Buy a gift card for a service you’d use. This would be a “gift of last resort,” of course, but it’s good to have a couple on hand if you think there’s any chance of needing an unplanned gift. Our strategy is to always have a couple of $25 Amazon gift cards around because of their utility. We can always use them ourselves if we need to.
Last-Minute Stress Relief That Won’t Break the Bank
The holidays are stressful and it can be kind of tempting to go splurge on some sort of de-stressing item like a massage or a bottle of booze or something like that. Don’t. Not only will it not help over the long run, it’s also expensive. Obviously, the best way to de-stress is to just get the challenge over with, but if you need something to de-stress beforehand, here are seven quick ideas for doing that.

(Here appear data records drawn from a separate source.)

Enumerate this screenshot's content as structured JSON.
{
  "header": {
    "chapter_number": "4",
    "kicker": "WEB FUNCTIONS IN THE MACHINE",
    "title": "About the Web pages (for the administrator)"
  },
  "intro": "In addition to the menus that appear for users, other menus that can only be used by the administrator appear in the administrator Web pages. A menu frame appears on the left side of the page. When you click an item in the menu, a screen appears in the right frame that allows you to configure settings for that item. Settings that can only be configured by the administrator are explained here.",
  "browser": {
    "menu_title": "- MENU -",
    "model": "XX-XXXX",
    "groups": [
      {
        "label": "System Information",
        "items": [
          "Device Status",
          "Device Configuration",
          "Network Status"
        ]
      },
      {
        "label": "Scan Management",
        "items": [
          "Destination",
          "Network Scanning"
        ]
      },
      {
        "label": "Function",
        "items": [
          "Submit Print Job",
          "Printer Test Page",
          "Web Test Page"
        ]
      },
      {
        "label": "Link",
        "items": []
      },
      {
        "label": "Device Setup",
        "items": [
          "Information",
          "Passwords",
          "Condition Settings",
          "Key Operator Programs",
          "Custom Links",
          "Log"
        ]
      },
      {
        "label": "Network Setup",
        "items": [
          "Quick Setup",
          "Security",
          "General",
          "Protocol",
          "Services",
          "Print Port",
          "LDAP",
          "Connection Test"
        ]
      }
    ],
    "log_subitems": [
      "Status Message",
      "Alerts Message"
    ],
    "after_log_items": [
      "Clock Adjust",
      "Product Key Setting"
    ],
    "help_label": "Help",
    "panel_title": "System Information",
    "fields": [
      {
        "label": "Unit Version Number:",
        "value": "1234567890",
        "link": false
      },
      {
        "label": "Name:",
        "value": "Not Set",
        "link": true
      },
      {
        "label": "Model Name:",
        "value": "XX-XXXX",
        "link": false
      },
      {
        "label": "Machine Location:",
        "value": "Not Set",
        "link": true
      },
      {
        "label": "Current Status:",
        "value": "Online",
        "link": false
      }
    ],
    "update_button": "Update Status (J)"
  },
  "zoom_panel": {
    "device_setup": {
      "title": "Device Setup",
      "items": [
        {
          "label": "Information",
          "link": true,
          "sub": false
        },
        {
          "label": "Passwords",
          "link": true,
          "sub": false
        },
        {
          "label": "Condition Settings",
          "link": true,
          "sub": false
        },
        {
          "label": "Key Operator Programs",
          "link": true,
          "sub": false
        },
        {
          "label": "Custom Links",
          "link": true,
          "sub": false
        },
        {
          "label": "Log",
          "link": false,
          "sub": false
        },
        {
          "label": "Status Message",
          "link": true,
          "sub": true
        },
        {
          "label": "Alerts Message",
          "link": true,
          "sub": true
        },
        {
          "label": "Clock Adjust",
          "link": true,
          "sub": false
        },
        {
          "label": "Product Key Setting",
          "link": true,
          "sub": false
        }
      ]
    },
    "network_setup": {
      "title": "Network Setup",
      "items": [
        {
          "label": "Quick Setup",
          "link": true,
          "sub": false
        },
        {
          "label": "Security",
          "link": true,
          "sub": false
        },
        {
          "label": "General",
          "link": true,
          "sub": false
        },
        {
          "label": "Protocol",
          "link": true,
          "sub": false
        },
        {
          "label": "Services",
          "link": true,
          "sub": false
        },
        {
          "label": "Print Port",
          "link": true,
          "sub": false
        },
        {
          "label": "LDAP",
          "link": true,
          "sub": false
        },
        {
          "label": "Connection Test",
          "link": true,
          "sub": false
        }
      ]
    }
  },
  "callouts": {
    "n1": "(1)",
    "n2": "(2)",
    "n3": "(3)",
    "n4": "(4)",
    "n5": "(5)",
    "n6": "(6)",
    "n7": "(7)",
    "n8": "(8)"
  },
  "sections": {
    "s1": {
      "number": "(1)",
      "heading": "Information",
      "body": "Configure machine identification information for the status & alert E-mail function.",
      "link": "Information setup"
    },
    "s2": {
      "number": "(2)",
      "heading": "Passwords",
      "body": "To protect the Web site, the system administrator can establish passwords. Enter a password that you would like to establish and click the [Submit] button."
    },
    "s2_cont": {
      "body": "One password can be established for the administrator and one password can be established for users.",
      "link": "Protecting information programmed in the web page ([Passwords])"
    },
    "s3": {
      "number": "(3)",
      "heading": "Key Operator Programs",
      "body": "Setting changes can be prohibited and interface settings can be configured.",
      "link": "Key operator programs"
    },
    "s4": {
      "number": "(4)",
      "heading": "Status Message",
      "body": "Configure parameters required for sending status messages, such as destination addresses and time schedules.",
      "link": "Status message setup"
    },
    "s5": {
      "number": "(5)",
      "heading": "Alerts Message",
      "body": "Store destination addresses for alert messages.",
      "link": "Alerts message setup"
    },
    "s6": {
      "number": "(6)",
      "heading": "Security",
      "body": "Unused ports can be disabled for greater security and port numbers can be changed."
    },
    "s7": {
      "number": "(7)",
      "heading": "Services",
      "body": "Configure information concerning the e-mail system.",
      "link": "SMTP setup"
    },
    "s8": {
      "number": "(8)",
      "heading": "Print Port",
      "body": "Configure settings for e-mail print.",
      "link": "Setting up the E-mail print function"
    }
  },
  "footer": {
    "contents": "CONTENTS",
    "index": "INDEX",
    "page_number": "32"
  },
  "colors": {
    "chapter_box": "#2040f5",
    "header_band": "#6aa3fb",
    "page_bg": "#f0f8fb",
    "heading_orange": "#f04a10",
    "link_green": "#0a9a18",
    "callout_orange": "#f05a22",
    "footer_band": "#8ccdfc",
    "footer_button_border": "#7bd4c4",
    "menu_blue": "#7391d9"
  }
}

Rely on a helper for a bit and take a time out. If you have someone who’s helping you get ready, simply take a breather and let that person take care of things for a bit while you get out of the room for a while. Just go somewhere quiet and … well, do some of the things on this list. It will help clear your head and give you a moment’s peace, recharging you to tackle other things.
Meditate or pray. I tend to think of these two things as extremely similar activities, so I’m including them together. Just sit in a comfortable place, clear your mind, and just focus on your breath or on a particular phrase (think of a mantra or of rosary beads). Focus on that singular thing and, if you feel your mind drifting to other things, nudge it back. Do this for fifteen minutes and you’ll find yourself a lot less stressed out.
Drink a big glass of water. This helps more than you might think! Quite often, we’re running on the edge of dehydration whether we notice it or not and it can subtly affect our mood and energy level. If you’re feeling stressed out, just stop for a moment and drink a big glass of water.
Snack on healthy things, not unhealthy things. My favorite little holiday strategy is to put a bunch of tangerines in the kitchen. Then, whenever I have an urge for a snack, rather than eating something that’s going to sit in my stomach and bring my energy level down, I eat a tangerine. You can get large bags of tangerines inexpensively and they’re a great little healthy pick-me-up, plus they’re loaded with vitamin C.
If you do eat or drink something really unhealthy, just take a small portion. There’s no need to eat ten cookies or drink a six pack of beer or clean out the minibar. It’ll end up being expensive, won’t really help with your feelings of stress, and won’t help you feel good, either. Instead, take a small portion of such holiday treats and supplement it with something healthier, like a tangerine.
Get some exercise, even just a long walk. Take some time to work up a sweat and get out of breath for a while. If that’s not quite your thing, put on some appropriate clothes and go on a walk. There’s nothing that can’t wait for an hour or half an hour. That time outside in the fresh air getting a bit of sunshine will do nothing but help with your ability to handle stress. The same is true for the endorphins released in intense exercise.
Go hug someone you love. Grab someone you really love – a parent, a spouse, a child – and give that person a big long hug. You’d be surprised how effectively such a simple gesture can melt the stress you’re feeling in the moment. A big hug can make both people instantly feel better about the world.
The holiday season can be a real challenge, but these little strategies can really help make a difference in terms of the financial cost and the stress of the holidays.
More by Trent Hamm:
- How to Be a Frugal Parent During the Holiday Season
- The ‘After Holiday’ Shopping Strategy